:: Task to complete ::
Look through the records and copy every line in which "this" appears.

-------- Material for the task

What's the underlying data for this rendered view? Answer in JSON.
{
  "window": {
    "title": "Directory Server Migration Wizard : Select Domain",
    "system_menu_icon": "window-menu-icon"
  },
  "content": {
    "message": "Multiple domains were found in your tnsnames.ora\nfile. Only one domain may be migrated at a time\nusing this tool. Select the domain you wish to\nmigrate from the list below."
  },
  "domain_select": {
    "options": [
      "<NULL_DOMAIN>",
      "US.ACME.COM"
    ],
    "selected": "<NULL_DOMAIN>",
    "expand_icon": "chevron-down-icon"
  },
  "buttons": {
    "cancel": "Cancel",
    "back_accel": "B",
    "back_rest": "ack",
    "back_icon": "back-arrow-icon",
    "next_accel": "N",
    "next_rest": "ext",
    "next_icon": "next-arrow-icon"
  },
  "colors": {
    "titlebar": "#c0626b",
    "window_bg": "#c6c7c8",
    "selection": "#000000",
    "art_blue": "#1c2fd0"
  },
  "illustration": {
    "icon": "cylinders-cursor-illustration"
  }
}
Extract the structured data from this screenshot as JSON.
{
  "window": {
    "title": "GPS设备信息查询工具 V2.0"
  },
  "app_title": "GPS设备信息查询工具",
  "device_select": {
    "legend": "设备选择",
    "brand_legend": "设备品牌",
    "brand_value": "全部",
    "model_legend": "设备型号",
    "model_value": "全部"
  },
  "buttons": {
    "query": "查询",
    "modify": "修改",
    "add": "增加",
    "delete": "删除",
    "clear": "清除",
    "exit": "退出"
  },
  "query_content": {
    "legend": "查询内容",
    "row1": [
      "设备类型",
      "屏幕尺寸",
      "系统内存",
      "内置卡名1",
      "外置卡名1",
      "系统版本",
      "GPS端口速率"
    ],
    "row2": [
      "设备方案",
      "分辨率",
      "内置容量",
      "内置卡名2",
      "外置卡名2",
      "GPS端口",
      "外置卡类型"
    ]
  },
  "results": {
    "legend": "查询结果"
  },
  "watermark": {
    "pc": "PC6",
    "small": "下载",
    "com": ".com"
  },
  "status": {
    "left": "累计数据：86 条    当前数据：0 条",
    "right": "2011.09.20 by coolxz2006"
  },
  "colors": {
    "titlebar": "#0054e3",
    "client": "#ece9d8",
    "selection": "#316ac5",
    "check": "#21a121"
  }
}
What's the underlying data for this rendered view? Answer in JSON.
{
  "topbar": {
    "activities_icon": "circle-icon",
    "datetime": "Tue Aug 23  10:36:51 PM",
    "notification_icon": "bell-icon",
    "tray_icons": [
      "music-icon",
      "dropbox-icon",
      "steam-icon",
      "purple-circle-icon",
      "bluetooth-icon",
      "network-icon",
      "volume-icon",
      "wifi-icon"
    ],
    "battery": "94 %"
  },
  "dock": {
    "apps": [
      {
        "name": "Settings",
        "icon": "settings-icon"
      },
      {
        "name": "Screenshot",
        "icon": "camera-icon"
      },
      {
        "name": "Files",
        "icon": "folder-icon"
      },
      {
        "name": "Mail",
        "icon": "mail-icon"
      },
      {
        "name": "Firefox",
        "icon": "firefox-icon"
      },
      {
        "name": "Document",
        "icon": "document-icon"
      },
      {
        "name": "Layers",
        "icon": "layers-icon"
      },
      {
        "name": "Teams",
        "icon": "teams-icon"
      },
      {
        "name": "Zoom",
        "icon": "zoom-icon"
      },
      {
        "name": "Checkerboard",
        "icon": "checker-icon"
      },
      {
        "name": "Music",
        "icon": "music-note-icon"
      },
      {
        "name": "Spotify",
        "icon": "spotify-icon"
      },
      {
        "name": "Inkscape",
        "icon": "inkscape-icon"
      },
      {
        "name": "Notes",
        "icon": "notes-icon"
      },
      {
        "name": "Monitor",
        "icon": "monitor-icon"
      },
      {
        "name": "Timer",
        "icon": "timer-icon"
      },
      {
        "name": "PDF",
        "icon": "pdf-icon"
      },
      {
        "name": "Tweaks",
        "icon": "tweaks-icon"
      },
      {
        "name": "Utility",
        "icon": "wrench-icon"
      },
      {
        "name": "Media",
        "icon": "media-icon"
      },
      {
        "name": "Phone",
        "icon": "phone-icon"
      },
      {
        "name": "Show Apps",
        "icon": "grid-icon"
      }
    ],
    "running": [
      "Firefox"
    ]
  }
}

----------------

:: Result below ::
What's the underlying data for this rendered view? Answer in JSON.
    "message": "Multiple domains were found in your tnsnames.ora\nfile. Only one domain may be migrated at a time\nusing this tool. Select the domain you wish to\nmigrate from the list below."
Extract the structured data from this screenshot as JSON.
What's the underlying data for this rendered view? Answer in JSON.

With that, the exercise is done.